Developing Rails Apps with TorqueBox and Vagrant
Sunday June 06 2010
The TorqueBox project does a great job of bringing together the best parts of Ruby, Rails, JBoss, and the JVM. However, I've recently started using Vagrant for all my development work and couldn't find anyone that had used the two together. So, after hacking around a bit, I've created a Vagrant box anyone can use to easily get up and running with TorqueBox.
The rest of this post assumes a basic level of familiarity with TorqueBox and Vagrant - things will make more sense if you browse some of their documention before reading further.
What's Included in the Box
- Ubuntu 8.04
- OpenJDK 1.6.0_0-b11
- TorqueBox 1.0.0.Beta19
Because it contains a full TorqueBox binary and a Java runtime, the box is 1.2GB in size.
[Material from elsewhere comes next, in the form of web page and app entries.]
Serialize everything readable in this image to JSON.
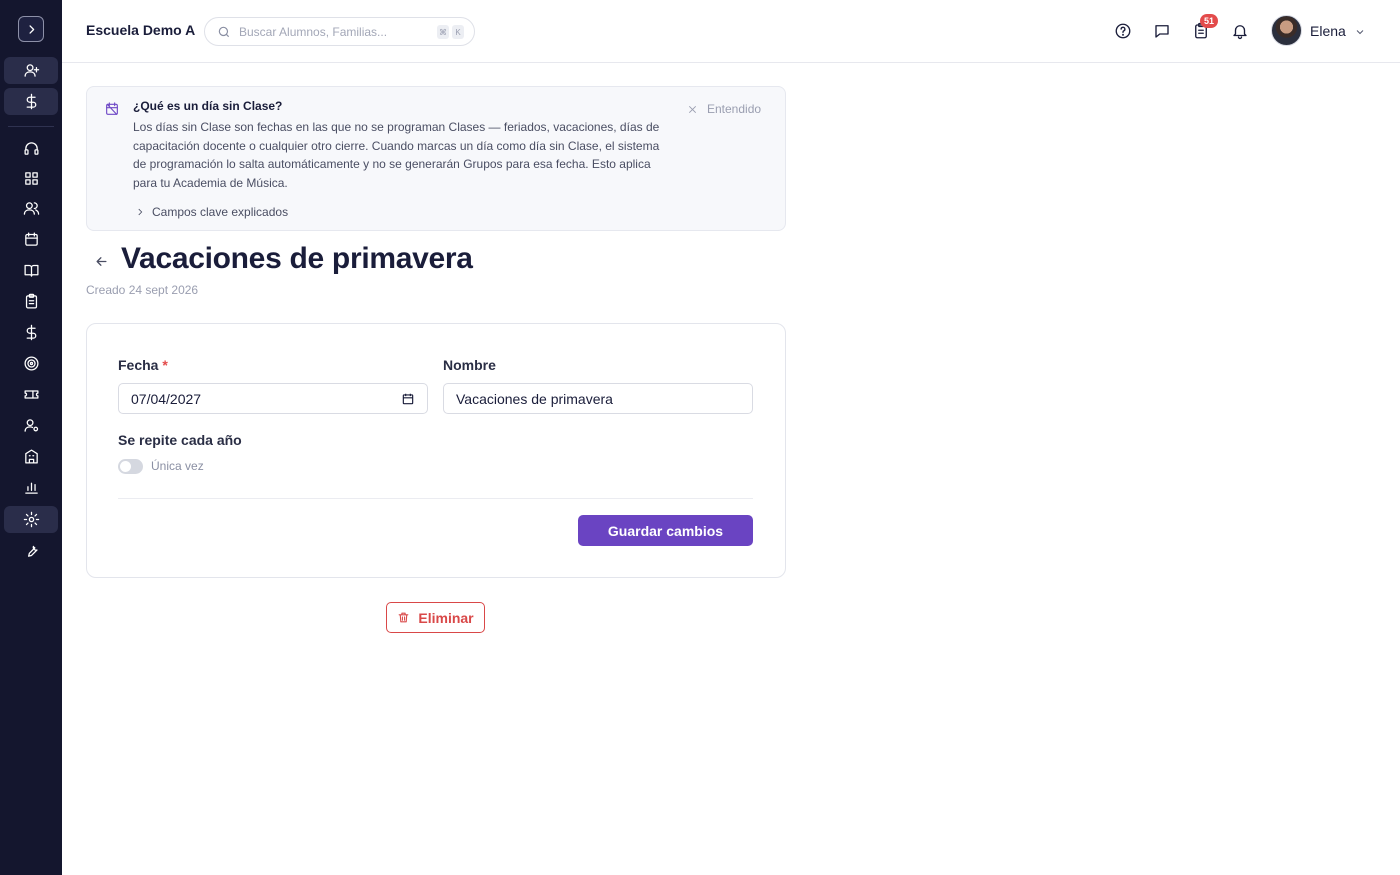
{
  "sidebar": {
    "toggle_icon": "chevron-right-icon",
    "items": [
      {
        "icon": "user-plus-icon",
        "active": true
      },
      {
        "icon": "dollar-icon",
        "active": true
      },
      {
        "icon": "headset-icon",
        "active": false
      },
      {
        "icon": "dashboard-icon",
        "active": false
      },
      {
        "icon": "users-icon",
        "active": false
      },
      {
        "icon": "calendar-icon",
        "active": false
      },
      {
        "icon": "book-icon",
        "active": false
      },
      {
        "icon": "clipboard-icon",
        "active": false
      },
      {
        "icon": "dollar-icon",
        "active": false
      },
      {
        "icon": "target-icon",
        "active": false
      },
      {
        "icon": "ticket-icon",
        "active": false
      },
      {
        "icon": "user-settings-icon",
        "active": false
      },
      {
        "icon": "building-icon",
        "active": false
      },
      {
        "icon": "bar-chart-icon",
        "active": false
      },
      {
        "icon": "gear-icon",
        "active": true
      },
      {
        "icon": "wrench-icon",
        "active": false
      }
    ]
  },
  "header": {
    "school_name": "Escuela Demo A",
    "search_placeholder": "Buscar Alumnos, Familias...",
    "search_shortcut_1": "⌘",
    "search_shortcut_2": "K",
    "tasks_badge": "51",
    "user_name": "Elena"
  },
  "banner": {
    "title": "¿Qué es un día sin Clase?",
    "body": "Los días sin Clase son fechas en las que no se programan Clases — feriados, vacaciones, días de capacitación docente o cualquier otro cierre. Cuando marcas un día como día sin Clase, el sistema de programación lo salta automáticamente y no se generarán Grupos para esa fecha. Esto aplica para tu Academia de Música.",
    "dismiss_label": "Entendido",
    "expand_label": "Campos clave explicados"
  },
  "page": {
    "title": "Vacaciones de primavera",
    "created": "Creado 24 sept 2026"
  },
  "form": {
    "date_label": "Fecha",
    "date_required_mark": "*",
    "date_value": "07/04/2027",
    "name_label": "Nombre",
    "name_value": "Vacaciones de primavera",
    "repeat_label": "Se repite cada año",
    "repeat_toggle_label": "Única vez",
    "repeat_on": false,
    "save_label": "Guardar cambios",
    "delete_label": "Eliminar"
  },
  "colors": {
    "sidebar_bg": "#14162e",
    "accent": "#6a44c2",
    "danger": "#d94848",
    "badge": "#e34b4b"
  }
}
Creating Your First Project
- Install Vagrant if you haven't already
Add the TorqueBox Box to Vagrant
Preferred Method - Bittorrent
Use your favorite Bittorrent client to download http://bbrowning-boxes.s3.amazonaws.com/torquebox.box?torrent and then run
$ vagrant box add torquebox path_to_downloaded_file/torquebox.box
Alternate Method - Direct Download
The direct download will be faster (but cost me more money) unless several nice people help me seed the torrent.
$ vagrant box add torquebox http://bbrowning-boxes.s3.amazonaws.com/torquebox.box
Create and initialize a sample application
$ mkdir sample_app $ cd sample_app $ vagrant init torquebox
Run the box
$ vagrant up
This step may take a few minutes.
Create a Rails project
To simplify things, all rails/rake commands should be run from inside the TorqueBox VM.
Log into the VM and cd to the shared vagrant folder.
$ vagrant ssh $ cd /vagrant
Follow the steps from the TorqueBox Rails documentation for creating our Rails application with the TorqueBox template:
$ rails -m $TORQUEBOX_HOME/share/rails/template.rb .
If you look on your host machine, you'll see the Rails application files were created in your sample_app directory. The /vagrant directory inside your VM is a bidirectional shared-folder with the sample_app directory on your host.
After creating a new project, you'll need to redeploy your Rails app into TorqueBox. You only have to do this once - the VM will automatically pick up on the project the next time it's started.
$ rake torquebox:rails:deploy
Wait 15-30 seconds and point your browser to http://localhost:3000. You should see the familiar Rails "Welcome aboard" page.
Congratulations, you're now running a Rails application inside TorqueBox.
If you've made it this far, you've done the hard part. Use your favorite editor on your host machine to develop your Rails application like you always have. The only thing to remember is to run
rake db:migrate, etc from inside the Vagrant VM. If you try to run these on the host you most likely won't have the right version of Rails or JRuby installed.
Changes made to your Rails project should be visible on the next page refresh just like regular Rails development. To try this, generate a simple Posts scaffold.
$ ./script/generate scaffold post title:string body:text $ rake db:migrate
Point your browser to http://localhost:3000/posts and your should see the scaffolded post index.
When you've finished working on this project or need to switch to another one, issue a
vagrant halt or
vagrant destroy from the sample_app directory on your host. The next time you need to work on this project again, issue a
vagrant up to boot everything back up. See the Vagrant docs for more details on these commands.
Let's try it.
If you're still logged into the VM via ssh, log out.
Destroy the VM
$ vagrant destroy
Now re-create the VM and start it back up (will take several minutes)
$ vagrant up
Wait 15-30 seconds for TorqueBox to start up and then point your browser to http://localhost:3000/posts - your app is back right where we left off.
If you have any feedback, requests, or problems with the TorqueBox box, contact me on Twitter (@bbrowning). Enjoy!